Source: Rocky Mountain Institute outlet
As far back as the 1973 Arab oil embargo, natural gas has been considered as a transportation fuel—and understandably so since it burns cleaner than oil. A recent boom in domestic production offers tantalizingly low prices and the potential to ease U.S. dependence on foreign oil.
However, like any alternative fuel, natural gas does not offer a “one-fuel-fits-all” solution. The value proposition of natural gas vehicles varies widely by application. Fleets with high utilization and poor gas mileage, for example, glean near-term value from the switch to natural gas. But the picture for non-fleet passenger vehicles—the source for the majority of U.S. transportation energy use—is considerably more complex.

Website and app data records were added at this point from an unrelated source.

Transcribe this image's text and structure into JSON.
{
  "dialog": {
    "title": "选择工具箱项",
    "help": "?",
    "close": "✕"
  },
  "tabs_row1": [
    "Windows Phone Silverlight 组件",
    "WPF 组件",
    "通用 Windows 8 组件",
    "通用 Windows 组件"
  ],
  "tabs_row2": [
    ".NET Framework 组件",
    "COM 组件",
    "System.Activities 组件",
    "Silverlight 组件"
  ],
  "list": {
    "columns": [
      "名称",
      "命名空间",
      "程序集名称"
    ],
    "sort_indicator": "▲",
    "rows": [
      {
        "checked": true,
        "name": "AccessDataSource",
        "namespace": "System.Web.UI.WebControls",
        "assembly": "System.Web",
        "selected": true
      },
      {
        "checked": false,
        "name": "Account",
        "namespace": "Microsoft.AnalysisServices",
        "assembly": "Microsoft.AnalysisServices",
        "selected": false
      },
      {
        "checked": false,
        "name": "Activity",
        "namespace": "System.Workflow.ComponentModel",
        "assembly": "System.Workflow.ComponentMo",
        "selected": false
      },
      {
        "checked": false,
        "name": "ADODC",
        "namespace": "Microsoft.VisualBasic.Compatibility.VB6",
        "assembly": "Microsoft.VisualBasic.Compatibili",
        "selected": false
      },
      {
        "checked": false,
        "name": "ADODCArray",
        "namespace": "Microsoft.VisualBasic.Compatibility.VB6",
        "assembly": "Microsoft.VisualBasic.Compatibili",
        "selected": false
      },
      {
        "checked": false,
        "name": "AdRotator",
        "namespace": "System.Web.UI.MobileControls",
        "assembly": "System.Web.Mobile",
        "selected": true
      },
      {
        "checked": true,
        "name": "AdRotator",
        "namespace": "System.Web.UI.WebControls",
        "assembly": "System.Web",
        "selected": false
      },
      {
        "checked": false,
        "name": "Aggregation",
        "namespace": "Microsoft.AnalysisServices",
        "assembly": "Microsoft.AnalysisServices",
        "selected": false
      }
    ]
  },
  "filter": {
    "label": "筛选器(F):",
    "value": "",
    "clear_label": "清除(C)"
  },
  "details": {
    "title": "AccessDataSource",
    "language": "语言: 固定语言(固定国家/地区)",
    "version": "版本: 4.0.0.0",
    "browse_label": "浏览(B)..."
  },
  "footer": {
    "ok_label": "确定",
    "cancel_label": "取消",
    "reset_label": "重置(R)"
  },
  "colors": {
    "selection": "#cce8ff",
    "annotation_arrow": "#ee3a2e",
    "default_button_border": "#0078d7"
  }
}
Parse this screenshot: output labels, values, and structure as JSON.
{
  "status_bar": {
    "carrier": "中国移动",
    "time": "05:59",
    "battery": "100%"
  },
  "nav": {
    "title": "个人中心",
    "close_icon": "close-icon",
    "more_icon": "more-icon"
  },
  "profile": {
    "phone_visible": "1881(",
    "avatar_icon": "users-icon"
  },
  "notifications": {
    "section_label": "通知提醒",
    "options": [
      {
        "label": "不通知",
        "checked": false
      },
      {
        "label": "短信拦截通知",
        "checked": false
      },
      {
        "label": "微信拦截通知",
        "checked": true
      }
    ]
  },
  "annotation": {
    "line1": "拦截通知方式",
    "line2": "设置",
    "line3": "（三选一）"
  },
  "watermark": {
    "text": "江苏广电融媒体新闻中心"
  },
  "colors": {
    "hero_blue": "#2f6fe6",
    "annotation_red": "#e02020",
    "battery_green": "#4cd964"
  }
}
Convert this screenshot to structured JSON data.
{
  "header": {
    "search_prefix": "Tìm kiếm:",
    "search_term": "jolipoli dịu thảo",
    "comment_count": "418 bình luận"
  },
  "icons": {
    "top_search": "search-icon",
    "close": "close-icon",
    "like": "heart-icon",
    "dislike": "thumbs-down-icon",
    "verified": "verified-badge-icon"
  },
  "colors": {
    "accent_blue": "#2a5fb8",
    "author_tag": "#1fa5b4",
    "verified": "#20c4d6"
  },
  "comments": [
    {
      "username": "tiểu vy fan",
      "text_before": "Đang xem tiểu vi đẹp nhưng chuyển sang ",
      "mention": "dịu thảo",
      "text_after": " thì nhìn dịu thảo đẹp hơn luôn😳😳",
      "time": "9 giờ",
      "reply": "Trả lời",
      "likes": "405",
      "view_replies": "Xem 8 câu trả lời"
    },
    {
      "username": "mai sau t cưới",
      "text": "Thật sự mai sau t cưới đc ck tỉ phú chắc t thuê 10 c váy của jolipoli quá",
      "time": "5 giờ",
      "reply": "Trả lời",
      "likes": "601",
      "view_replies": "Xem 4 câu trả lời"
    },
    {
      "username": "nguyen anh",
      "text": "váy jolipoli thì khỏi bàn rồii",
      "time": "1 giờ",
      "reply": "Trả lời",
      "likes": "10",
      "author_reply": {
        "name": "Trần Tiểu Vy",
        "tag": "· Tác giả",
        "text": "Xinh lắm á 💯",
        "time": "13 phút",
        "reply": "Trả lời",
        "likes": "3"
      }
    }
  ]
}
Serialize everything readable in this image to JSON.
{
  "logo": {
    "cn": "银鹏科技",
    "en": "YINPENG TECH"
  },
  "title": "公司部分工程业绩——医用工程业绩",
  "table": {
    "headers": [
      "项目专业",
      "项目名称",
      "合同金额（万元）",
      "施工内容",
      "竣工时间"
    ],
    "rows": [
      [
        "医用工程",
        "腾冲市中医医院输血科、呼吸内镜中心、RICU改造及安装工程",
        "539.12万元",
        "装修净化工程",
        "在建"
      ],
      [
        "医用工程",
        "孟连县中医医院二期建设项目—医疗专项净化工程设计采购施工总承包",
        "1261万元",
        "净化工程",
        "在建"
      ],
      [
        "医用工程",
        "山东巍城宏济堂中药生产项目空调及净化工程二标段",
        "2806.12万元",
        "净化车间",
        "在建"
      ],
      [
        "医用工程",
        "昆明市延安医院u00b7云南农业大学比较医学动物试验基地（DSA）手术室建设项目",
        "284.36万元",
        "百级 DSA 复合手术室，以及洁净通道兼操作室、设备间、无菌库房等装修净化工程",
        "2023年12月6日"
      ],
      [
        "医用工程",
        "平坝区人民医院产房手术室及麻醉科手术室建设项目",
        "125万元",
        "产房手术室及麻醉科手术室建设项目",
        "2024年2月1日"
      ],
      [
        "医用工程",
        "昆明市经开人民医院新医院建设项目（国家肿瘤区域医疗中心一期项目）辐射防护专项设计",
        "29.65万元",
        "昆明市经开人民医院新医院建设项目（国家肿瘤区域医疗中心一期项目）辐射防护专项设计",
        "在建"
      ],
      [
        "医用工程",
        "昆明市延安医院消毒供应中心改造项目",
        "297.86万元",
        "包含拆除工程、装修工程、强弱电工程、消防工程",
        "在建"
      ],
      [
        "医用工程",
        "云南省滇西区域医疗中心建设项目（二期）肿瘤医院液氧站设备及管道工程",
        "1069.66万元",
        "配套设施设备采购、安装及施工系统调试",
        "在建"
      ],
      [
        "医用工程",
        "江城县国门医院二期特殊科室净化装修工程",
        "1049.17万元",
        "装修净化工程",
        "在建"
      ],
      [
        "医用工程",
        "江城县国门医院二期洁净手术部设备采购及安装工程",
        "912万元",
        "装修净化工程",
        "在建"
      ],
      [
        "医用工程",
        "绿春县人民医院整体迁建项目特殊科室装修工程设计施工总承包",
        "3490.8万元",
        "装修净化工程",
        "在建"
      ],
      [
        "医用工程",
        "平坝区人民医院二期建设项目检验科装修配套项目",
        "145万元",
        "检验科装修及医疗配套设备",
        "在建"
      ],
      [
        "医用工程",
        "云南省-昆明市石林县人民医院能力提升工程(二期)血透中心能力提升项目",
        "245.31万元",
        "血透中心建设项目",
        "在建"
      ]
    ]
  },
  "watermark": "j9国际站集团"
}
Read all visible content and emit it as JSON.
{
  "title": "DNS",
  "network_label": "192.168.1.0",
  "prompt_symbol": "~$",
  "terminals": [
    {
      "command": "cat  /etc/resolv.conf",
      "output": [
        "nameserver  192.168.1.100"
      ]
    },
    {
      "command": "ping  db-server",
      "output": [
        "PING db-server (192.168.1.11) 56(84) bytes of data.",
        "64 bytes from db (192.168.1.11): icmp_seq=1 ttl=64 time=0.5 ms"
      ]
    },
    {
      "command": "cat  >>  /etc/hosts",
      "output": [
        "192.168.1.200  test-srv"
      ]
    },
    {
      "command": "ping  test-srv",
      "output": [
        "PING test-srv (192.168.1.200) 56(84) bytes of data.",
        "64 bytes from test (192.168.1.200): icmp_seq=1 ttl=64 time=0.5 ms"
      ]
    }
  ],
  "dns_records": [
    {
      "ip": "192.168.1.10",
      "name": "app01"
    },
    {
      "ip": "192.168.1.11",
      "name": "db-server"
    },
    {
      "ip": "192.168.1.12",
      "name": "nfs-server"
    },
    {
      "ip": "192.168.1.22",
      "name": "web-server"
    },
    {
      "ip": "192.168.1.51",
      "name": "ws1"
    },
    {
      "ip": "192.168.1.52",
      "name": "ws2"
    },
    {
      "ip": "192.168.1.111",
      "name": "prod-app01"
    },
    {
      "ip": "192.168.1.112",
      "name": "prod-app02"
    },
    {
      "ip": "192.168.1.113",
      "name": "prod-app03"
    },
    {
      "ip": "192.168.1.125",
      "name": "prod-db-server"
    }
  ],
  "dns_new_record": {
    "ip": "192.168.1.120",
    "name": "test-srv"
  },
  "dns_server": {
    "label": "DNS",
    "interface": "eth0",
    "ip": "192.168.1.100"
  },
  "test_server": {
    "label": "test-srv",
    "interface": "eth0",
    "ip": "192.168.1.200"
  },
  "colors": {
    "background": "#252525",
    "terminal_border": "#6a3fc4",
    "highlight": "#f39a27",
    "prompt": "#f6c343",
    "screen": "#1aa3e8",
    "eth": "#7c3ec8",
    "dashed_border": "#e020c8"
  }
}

These complexities become particularly apparent when you compare natural gas to another alternative fuel option garnering even more attention, investment, and criticism: electricity. With limited money to invest, how do the two really stack up?